(Page and application data records)
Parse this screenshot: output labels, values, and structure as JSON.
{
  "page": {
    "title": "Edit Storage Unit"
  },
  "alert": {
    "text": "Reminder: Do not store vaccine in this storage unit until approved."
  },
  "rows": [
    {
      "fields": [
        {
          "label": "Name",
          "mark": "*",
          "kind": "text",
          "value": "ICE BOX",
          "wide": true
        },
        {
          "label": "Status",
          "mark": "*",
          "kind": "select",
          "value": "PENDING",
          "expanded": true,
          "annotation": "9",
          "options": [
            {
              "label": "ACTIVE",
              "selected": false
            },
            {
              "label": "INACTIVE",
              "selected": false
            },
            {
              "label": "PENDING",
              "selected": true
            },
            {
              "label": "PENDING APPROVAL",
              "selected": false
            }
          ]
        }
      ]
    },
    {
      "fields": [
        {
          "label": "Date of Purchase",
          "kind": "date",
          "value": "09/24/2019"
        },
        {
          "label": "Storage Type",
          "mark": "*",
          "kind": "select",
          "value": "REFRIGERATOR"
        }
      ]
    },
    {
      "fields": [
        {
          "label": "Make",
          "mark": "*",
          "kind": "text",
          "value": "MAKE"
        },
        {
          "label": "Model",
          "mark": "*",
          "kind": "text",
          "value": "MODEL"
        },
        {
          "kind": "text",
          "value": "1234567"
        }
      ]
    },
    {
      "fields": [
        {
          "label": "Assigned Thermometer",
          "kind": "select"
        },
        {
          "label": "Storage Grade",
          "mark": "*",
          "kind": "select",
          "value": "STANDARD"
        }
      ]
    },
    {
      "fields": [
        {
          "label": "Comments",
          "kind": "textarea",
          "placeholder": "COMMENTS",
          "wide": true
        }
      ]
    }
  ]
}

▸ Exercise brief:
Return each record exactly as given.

▸ Expected output:
Parse this screenshot: output labels, values, and structure as JSON.
{
  "page": {
    "title": "Edit Storage Unit"
  },
  "alert": {
    "text": "Reminder: Do not store vaccine in this storage unit until approved."
  },
  "rows": [
    {
      "fields": [
        {
          "label": "Name",
          "mark": "*",
          "kind": "text",
          "value": "ICE BOX",
          "wide": true
        },
        {
          "label": "Status",
          "mark": "*",
          "kind": "select",
          "value": "PENDING",
          "expanded": true,
          "annotation": "9",
          "options": [
            {
              "label": "ACTIVE",
              "selected": false
            },
            {
              "label": "INACTIVE",
              "selected": false
            },
            {
              "label": "PENDING",
              "selected": true
            },
            {
              "label": "PENDING APPROVAL",
              "selected": false
            }
          ]
        }
      ]
    },
    {
      "fields": [
        {
          "label": "Date of Purchase",
          "kind": "date",
          "value": "09/24/2019"
        },
        {
          "label": "Storage Type",
          "mark": "*",
          "kind": "select",
          "value": "REFRIGERATOR"
        }
      ]
    },
    {
      "fields": [
        {
          "label": "Make",
          "mark": "*",
          "kind": "text",
          "value": "MAKE"
        },
        {
          "label": "Model",
          "mark": "*",
          "kind": "text",
          "value": "MODEL"
        },
        {
          "kind": "text",
          "value": "1234567"
        }
      ]
    },
    {
      "fields": [
        {
          "label": "Assigned Thermometer",
          "kind": "select"
        },
        {
          "label": "Storage Grade",
          "mark": "*",
          "kind": "select",
          "value": "STANDARD"
        }
      ]
    },
    {
      "fields": [
        {
          "label": "Comments",
          "kind": "textarea",
          "placeholder": "COMMENTS",
          "wide": true
        }
      ]
    }
  ]
}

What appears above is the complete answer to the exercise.